Farm subsidies have certainly been a weak spot of Republicans in the past. According to our online trade-vote feature, more than half of the GOP House caucus voted in May 2008 to override President Bush’s veto of the previous, subsidy laden farm bill. In July 2007, more than half the GOP caucus voted against any cuts in the sugar program, and more than two-thirds opposed any cuts in cotton subsidies. (Of course, Democrats were just as bad overall on farm subsidies.)

The next farm bill, due to be written by this Congress, will tell us a lot about whether the Republicans really believe what they’ve been saying about limiting government and reducing the debt.

The Seen and the Unseen

Quote of the day from outgoing Chairman (and soon-to-be Ranking Member) of the House Agriculture Committee, Collin Peterson (D., MN):

“I’ll be able to take care of sugar, that’s not even a question,” Peterson said. “We’ll keep the same program; it doesn’t cost anything. That won’t be hard.”

(Source: the North Dakota InForum, which has many more gems from the Chairman about why the election is not a problem for Big Ag)

Au contraire, Mr Peterson.  The U.S. sugar program costs sugar consumers, including food manufacturers, billions of dollars a year, by the government’s own figures.

I just love the way that so many politicians (and bureaucrats) assume that if something doesn’t show up as a line item in the budget, then it is essentially free.  Tens of thousands of pages added to the Federal Register every year, placing staggering regulatory burdens on business? Costless! The immense inconvenience to travellers and business people from debilitating lines at airports because of security measures? No need to consider those costs against any supposed security benefits; they’re paid for by the fairies. And the sugar program, which shifts the burden of supporting sugar prices onto consumers rather than taxpayers? Well, it simply “doesn’t cost anything.”

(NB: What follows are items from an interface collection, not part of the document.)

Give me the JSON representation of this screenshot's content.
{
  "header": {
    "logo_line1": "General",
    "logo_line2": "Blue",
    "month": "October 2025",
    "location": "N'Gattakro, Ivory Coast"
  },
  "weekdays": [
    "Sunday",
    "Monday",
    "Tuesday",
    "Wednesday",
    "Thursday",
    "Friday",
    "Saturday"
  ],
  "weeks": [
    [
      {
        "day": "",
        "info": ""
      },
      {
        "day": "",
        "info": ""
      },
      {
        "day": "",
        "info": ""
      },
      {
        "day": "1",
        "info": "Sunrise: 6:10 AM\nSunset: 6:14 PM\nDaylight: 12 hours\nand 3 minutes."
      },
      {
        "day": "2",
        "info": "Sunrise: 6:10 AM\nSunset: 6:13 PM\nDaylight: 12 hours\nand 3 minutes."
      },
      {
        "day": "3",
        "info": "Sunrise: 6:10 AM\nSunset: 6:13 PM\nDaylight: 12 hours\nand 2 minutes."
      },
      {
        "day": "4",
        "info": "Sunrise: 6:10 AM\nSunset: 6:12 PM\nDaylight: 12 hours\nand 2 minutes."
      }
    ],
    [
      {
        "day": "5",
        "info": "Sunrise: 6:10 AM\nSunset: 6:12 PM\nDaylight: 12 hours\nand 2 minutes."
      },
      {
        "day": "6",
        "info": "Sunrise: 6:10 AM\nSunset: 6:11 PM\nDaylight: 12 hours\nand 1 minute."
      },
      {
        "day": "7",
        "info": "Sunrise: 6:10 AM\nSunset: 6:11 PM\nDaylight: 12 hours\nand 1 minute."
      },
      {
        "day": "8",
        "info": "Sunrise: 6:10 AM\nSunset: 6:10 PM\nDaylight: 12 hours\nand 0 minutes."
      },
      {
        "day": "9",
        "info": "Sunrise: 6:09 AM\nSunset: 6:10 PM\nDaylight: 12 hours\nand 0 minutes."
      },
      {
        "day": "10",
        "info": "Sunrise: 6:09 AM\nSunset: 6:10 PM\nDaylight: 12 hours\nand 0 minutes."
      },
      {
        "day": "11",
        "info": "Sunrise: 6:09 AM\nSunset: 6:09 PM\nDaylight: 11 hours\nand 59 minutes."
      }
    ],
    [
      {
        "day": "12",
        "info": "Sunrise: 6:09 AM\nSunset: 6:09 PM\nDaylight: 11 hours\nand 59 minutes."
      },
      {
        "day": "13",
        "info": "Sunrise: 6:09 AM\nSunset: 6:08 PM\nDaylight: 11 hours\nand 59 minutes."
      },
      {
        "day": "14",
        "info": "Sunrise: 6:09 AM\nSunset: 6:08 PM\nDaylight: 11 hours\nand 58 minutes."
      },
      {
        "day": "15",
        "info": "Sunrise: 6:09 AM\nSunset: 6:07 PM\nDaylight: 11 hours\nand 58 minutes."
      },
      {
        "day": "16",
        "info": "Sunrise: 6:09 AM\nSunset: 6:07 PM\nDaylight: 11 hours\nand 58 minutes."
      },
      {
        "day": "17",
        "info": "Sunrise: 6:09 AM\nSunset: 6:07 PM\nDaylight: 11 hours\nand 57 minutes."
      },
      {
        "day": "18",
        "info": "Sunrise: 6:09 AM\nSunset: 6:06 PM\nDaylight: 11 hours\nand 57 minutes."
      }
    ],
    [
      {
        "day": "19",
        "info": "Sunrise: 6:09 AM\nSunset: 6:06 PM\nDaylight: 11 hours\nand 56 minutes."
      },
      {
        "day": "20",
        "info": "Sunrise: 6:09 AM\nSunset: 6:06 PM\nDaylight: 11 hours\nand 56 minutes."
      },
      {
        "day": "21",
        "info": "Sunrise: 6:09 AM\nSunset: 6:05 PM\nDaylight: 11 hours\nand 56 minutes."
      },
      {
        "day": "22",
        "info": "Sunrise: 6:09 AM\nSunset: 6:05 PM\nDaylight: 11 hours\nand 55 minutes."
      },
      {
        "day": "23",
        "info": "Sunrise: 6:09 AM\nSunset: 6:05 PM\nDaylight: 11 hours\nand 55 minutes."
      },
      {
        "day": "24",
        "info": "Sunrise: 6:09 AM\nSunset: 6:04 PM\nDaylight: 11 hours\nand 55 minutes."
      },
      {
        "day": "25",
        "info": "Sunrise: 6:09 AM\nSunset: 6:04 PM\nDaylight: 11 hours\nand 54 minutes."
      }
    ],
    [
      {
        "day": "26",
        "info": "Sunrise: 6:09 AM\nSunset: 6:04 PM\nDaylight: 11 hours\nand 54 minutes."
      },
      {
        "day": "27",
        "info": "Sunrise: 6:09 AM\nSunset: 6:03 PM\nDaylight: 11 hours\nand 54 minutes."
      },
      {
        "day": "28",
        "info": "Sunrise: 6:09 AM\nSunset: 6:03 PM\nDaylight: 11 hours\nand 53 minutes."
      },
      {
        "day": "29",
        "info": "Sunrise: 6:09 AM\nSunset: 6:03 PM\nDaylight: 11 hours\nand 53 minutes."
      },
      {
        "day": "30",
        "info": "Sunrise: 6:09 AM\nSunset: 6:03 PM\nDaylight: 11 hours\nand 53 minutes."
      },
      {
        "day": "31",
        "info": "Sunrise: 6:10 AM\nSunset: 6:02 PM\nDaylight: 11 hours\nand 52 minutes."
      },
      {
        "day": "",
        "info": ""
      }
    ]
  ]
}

For more of Cato’s work on sugar policy, see here,  here, and here.